There is also an array of science that a region can learn from... if one area makes mistakes, learn from them so that your area will not do the same... varroa, ahb, SHB, etc, are all issues that have been faced somewhere else first... rather than turning the other cheek, using the forums like this one can connect people to others who have faced troubles with issues that are new to them... decades of research, not only by government groups, but by the beekeepers themselves can bring quick resolve to issues in areas that are just beginning their battles...

 

The knowledge gained during each person's beekeeping endeavour may be very different, and as such, everyone should take the time to first give any advice a "common sense test", then communicate with others around them about the idea... in the forum community, this is usually helped along by having so many local and non-local posters in each conversation... if someone gives advice that no one else agrees with, it should be obvious that this advice is not sound... there are many out there that seem to be on a mission to "reinvent the wheel", and this holds true for nearly every industry... there is nothing wrong with tinkering, but when the advice you seek is relative to life-and-death of colonies, the common consensus is the best route to take... just my two cents... Merry Christmas to all my kiwi friends!

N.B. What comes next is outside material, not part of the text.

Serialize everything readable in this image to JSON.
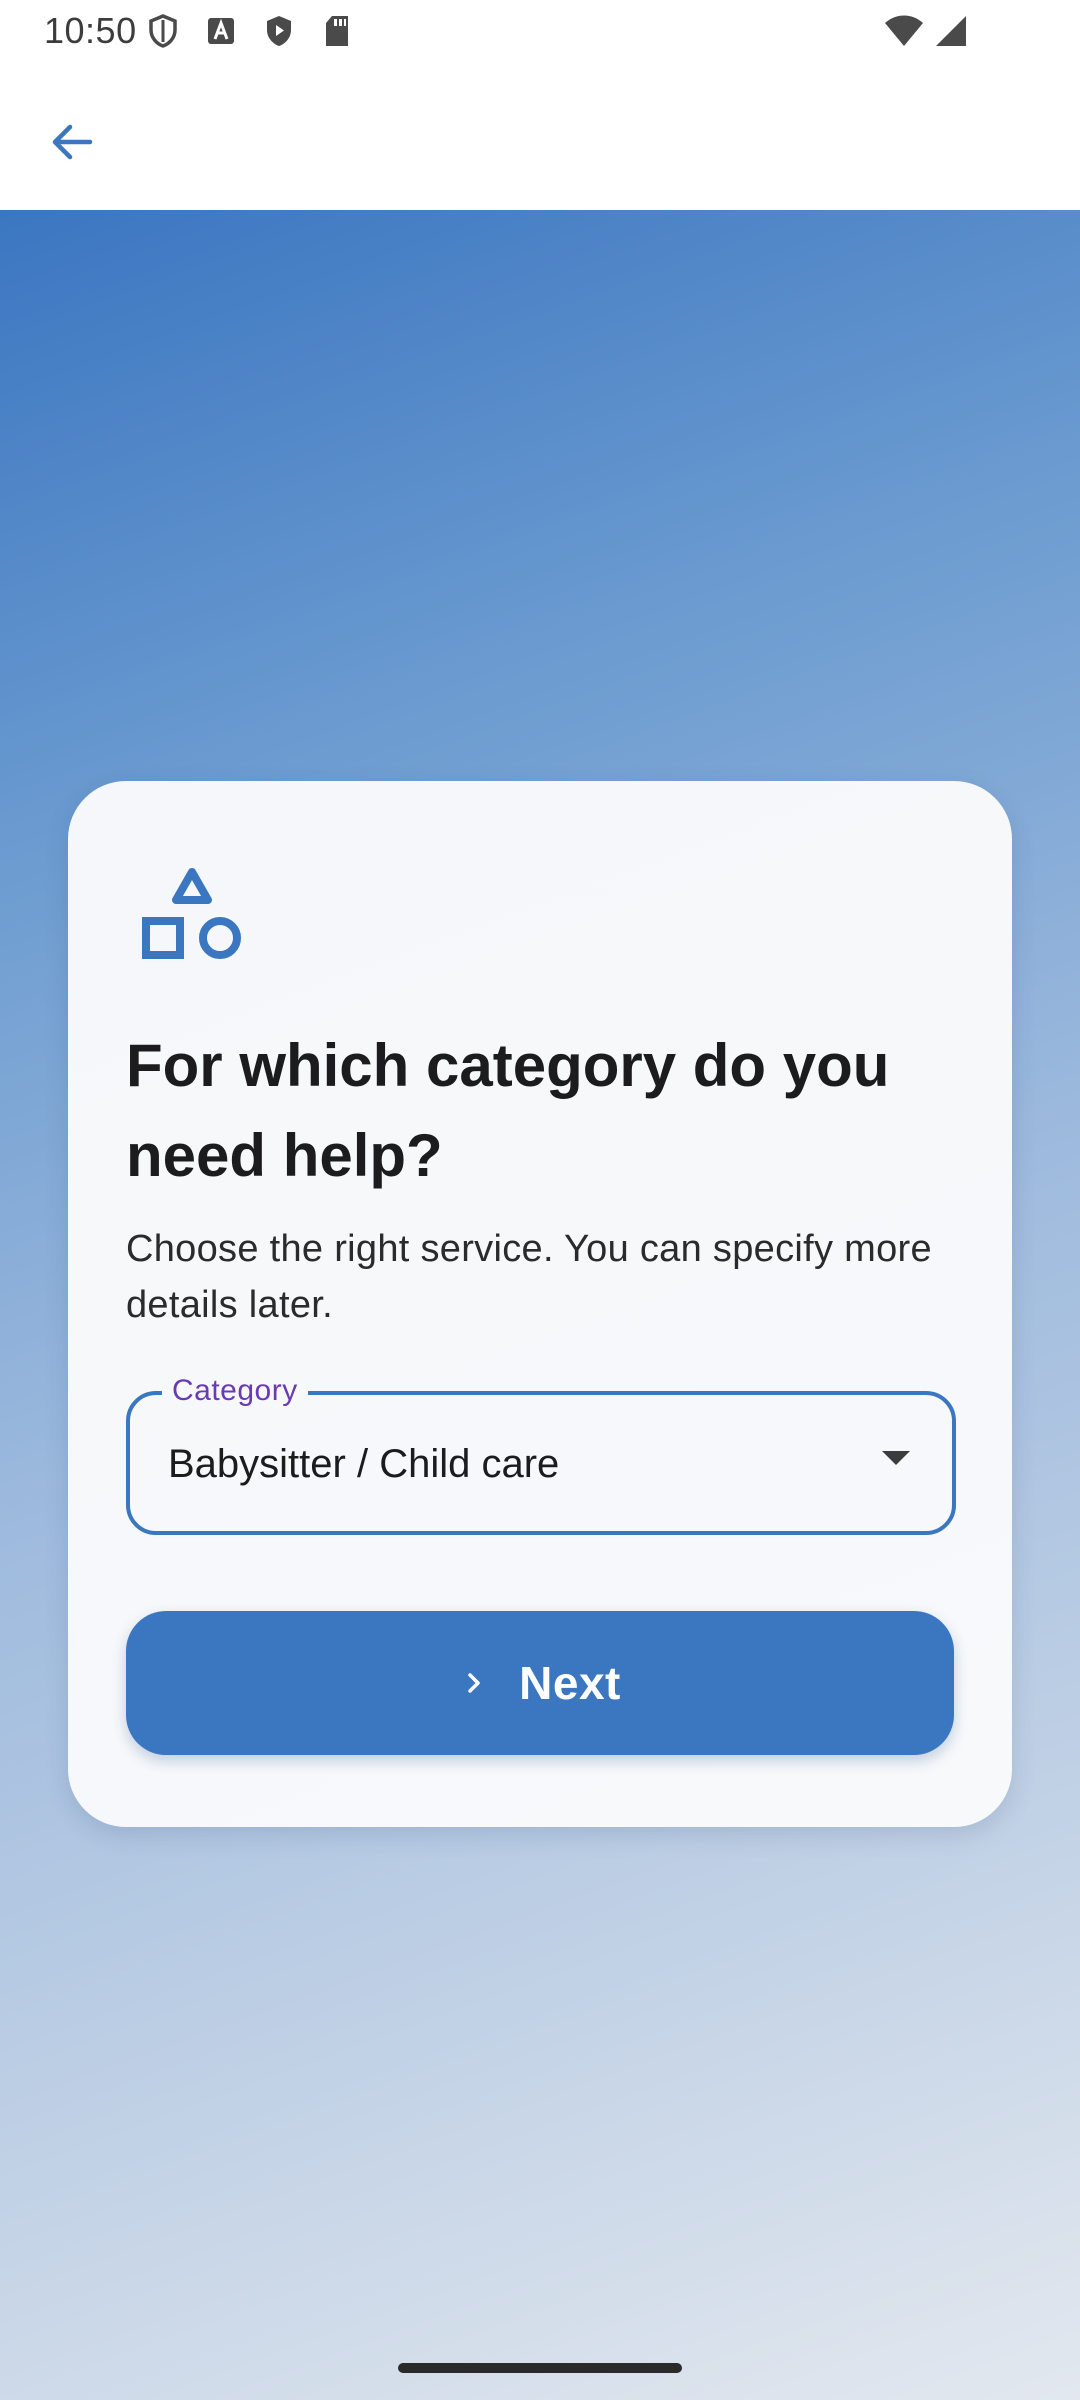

  • Like 4
Link to post
Share on other sites

Icommentator on this site, made recommendations that don't comply with NZ law. For example he mis-interpreted what was said about oxalis (I never said it was illegal - just that if used it had to be used in a manner compliant with NZ regulations laid out in NZ law).

 

 

Has the law regarding oxalis been amended since this post ?

Link to post
Share on other sites

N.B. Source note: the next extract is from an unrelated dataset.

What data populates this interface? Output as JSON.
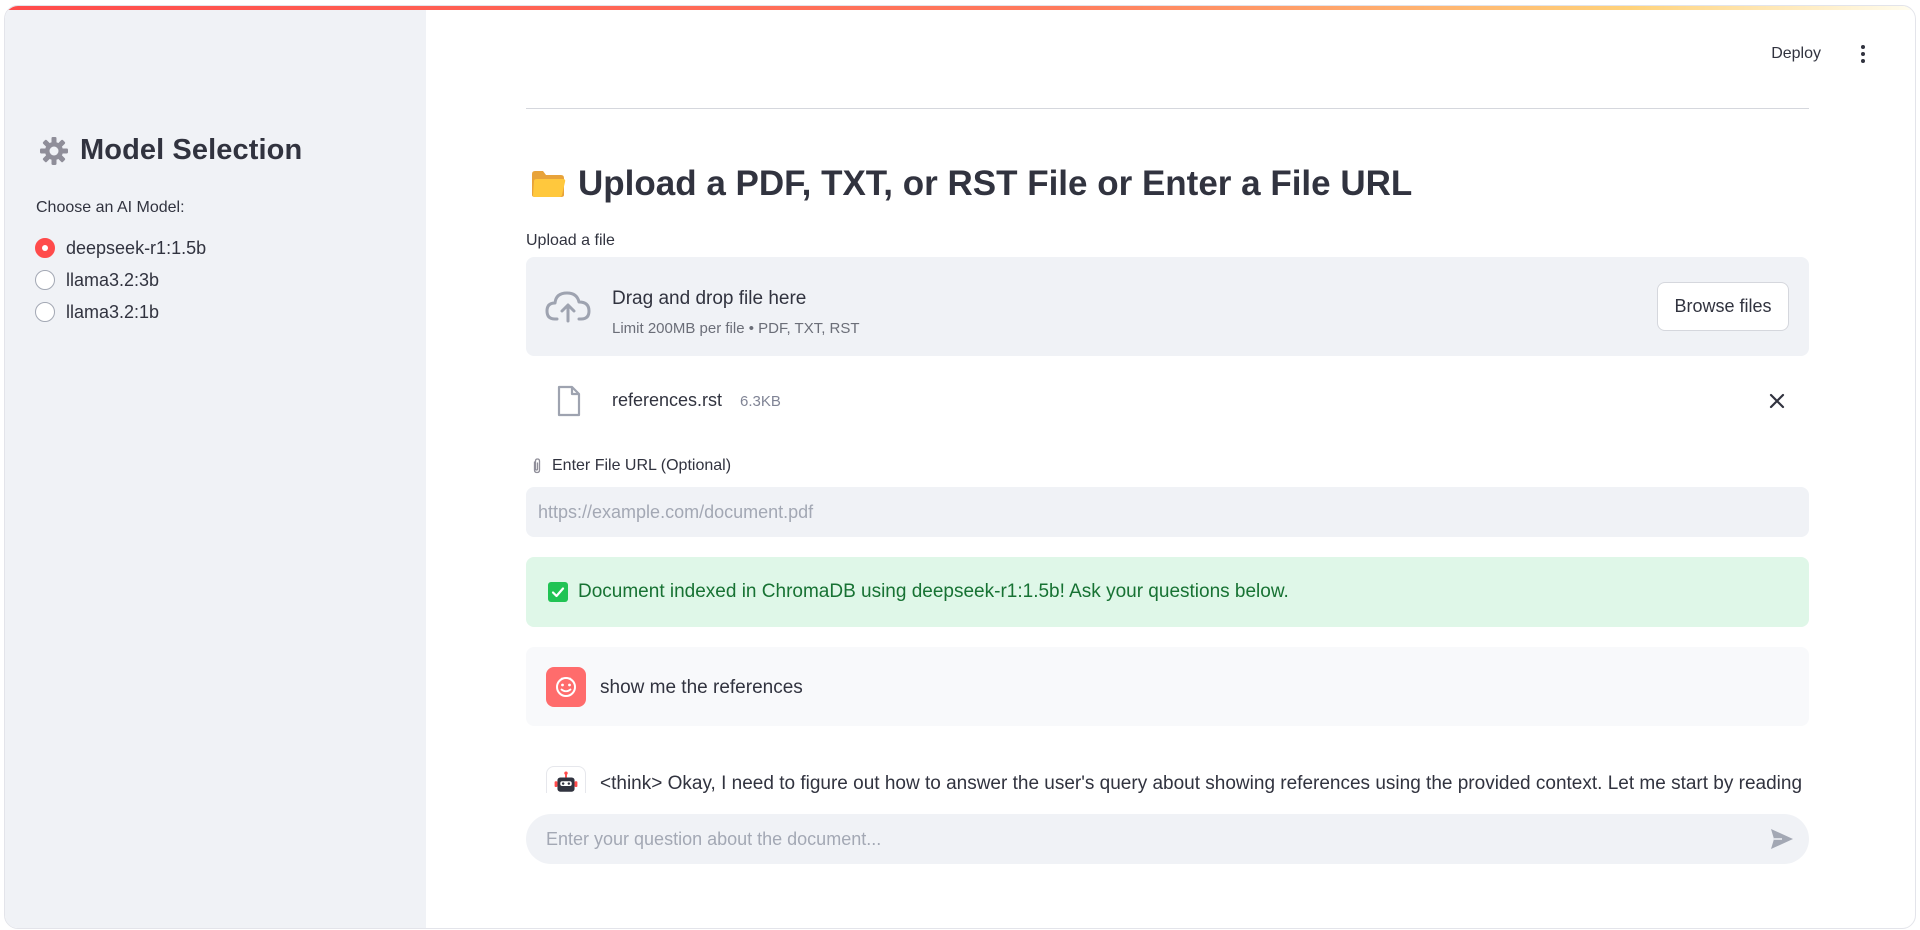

  • 1 year later...

Hi Dansar,

 

Thx for the comment. Just getting started on the forum and working my way thro the posts. Looks like great resource of knowledge. I was part of similar forum in UK which was great and found it very useful even with multiple answers for one question. I was and am a hobby beekeeper because I find them fascinating and like to think I'm doing my (very) little bit in keeping bees alive and well. Looking forward to learning the nuances of beekeeping in this fantastic country.

  • Like 2
Link to post
Share on other sites

  • 8 months later...

In my TB, I had Lang supers on at 90 degrees to the brood bars. The bees were not fazed in the least (i.e. no problems). I imagine that it would be more efficent to have them all alligned, however - if nothing else, it should be easier for the bees to regulate air flow if all the combs are aligned.

  • Like 2
Link to post
Share on other sites

Guest
This topic is now closed to further replies.
 Share

×
×
  • Create New...